How to block ports?

  • 1
  • Question
  • Updated 1 year ago
I need to block some standard VPN ports on the Ruckus. I think blocking these ports will keep most of the VPN apps under control, and will give us a trail of breadcumbs to see who's trying to VPN. How do I do this? Step-by-step directions would be fantastic!

UDP/80
UDP/443
UDP/500
TCP/1723
UDP/4500
Photo of Andy Emerine

Andy Emerine

  • 2 Posts
  • 0 Reply Likes

Posted 1 year ago

  • 1
Photo of Max O'Driscoll

Max O'Driscoll, AlphaDog

  • 337 Posts
  • 83 Reply Likes
On ZD

configure
access control
L2-L7 Access control
L3/4IP address Access control

screenshot below
caveat: test, test again and beware of unintended consequences when you start denying things or rely on "deny" as a form of firewall security!



...you have to name the rule and then apply it to a WLAN (or several).

Edit WLAN and apply relevant rule in drop down of access control.
(Edited)
Photo of Andy Emerine

Andy Emerine

  • 2 Posts
  • 0 Reply Likes
How do I specify UDP or TCP?
Photo of Max O'Driscoll

Max O'Driscoll, AlphaDog

  • 337 Posts
  • 83 Reply Likes
That's why I suggested testing. The ZD is not that granular - it is not a firewall and is not intended as such. The protocol list is fairly limited and probably doesn't cover your needs.

Typing 80 into port and UDP into the protocol box produces this response...so if you know the correct numbering scheme then you might get further along. Have fun.

Photo of Max O'Driscoll

Max O'Driscoll, AlphaDog

  • 337 Posts
  • 83 Reply Likes
From the ruckus ZD help manual (4th bullet point is the one you need)

                   =======================
Define each access policy by configuring a combination of the following:
    • Type: The access privilege (allow or deny) that this policy grants.

    • Destination Address: Enter an IP subnet and netmask of the network target to which you want to allow or deny access. (IP address must be in the format A.B.C.D/M, where M is the subnet mask.) Otherwise, select Any. For example, if you enter 192.168.0.1/24, the rule would allow or deny the entire Class C subnet.

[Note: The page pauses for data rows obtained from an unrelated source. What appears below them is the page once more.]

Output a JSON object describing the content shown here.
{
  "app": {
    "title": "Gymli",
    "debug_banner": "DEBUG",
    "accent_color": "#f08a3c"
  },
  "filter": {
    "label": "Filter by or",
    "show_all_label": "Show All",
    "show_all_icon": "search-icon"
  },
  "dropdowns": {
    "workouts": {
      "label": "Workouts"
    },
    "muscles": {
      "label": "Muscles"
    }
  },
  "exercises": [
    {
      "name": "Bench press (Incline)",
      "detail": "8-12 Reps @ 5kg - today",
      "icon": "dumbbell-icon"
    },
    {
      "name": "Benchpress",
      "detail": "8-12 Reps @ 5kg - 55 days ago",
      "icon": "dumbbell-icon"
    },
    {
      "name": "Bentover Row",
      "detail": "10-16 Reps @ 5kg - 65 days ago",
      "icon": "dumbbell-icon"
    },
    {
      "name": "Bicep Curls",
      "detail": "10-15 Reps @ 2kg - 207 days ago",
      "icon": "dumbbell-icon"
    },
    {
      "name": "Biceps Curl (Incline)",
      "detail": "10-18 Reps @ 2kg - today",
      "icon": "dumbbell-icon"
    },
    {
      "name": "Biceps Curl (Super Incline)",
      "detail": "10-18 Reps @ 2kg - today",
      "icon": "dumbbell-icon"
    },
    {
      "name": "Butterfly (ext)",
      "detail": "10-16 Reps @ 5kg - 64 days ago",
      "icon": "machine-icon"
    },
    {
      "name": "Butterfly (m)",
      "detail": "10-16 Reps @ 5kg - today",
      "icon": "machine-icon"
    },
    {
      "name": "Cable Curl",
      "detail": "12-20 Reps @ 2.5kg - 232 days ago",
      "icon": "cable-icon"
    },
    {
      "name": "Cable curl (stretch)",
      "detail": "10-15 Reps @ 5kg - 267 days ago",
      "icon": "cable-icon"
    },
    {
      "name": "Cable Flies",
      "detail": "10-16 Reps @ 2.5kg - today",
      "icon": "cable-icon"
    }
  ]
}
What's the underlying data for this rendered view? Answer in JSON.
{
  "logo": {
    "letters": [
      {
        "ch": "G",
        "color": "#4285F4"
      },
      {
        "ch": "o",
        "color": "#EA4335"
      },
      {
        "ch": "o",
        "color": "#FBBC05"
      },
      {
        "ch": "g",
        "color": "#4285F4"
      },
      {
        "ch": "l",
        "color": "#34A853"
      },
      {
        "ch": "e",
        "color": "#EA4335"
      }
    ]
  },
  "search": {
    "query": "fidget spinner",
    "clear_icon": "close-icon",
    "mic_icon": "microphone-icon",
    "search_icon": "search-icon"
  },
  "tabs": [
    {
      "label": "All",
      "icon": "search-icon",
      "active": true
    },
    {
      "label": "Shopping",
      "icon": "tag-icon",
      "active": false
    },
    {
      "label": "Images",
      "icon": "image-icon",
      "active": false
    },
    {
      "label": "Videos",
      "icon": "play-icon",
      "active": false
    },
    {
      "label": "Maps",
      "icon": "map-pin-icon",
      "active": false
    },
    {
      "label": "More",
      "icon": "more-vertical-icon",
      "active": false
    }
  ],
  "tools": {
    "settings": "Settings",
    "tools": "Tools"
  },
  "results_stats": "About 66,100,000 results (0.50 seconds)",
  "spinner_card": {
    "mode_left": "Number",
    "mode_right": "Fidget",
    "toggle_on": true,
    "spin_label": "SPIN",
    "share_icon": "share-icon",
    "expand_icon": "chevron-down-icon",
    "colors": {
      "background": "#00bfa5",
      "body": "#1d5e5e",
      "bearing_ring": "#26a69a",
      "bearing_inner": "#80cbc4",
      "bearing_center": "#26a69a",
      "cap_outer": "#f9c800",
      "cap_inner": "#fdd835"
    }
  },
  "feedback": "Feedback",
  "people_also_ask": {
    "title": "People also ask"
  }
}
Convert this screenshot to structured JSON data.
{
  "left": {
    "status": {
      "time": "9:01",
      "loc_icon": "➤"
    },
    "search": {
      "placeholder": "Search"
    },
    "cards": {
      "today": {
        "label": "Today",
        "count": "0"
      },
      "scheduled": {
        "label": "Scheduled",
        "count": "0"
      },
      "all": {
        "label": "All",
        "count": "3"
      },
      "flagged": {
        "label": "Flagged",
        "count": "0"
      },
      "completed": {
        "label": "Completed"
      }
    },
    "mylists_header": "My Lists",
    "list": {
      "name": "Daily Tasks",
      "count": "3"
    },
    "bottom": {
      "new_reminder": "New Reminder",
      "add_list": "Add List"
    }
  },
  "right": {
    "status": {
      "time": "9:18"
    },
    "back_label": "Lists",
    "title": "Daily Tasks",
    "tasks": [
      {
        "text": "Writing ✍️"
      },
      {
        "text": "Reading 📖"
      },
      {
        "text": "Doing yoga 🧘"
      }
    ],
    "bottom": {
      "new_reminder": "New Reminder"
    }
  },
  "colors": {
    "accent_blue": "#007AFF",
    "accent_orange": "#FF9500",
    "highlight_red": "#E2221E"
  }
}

To allow/deny a single host, use /32 as the netmask.

    • Application: If you select a specific application from the menu, the Protocol and Destination Port options are automatically filled with the relevant values and are not configurable.

    • Protocol: Enter a network protocol number (0-254), as defined by the IANA (http://www.iana.org/assignments/protocol-numbers/protocol-numbers.xhtml) to allow or deny. Otherwise, select Any.

    • Destination Port: Enter a valid port number (1-65534) or port range (e.g., 80-443).

      ========================
      UDP is 17 on that (IANA) list. Perhaps you can make this work. I've learned something new - hooray!

    (Edited)
    Photo of Max O'Driscoll

    Max O'Driscoll, AlphaDog

    • 337 Posts
    • 83 Reply Likes
    This is why you test...because nothing is simple and simple things often take complex routes.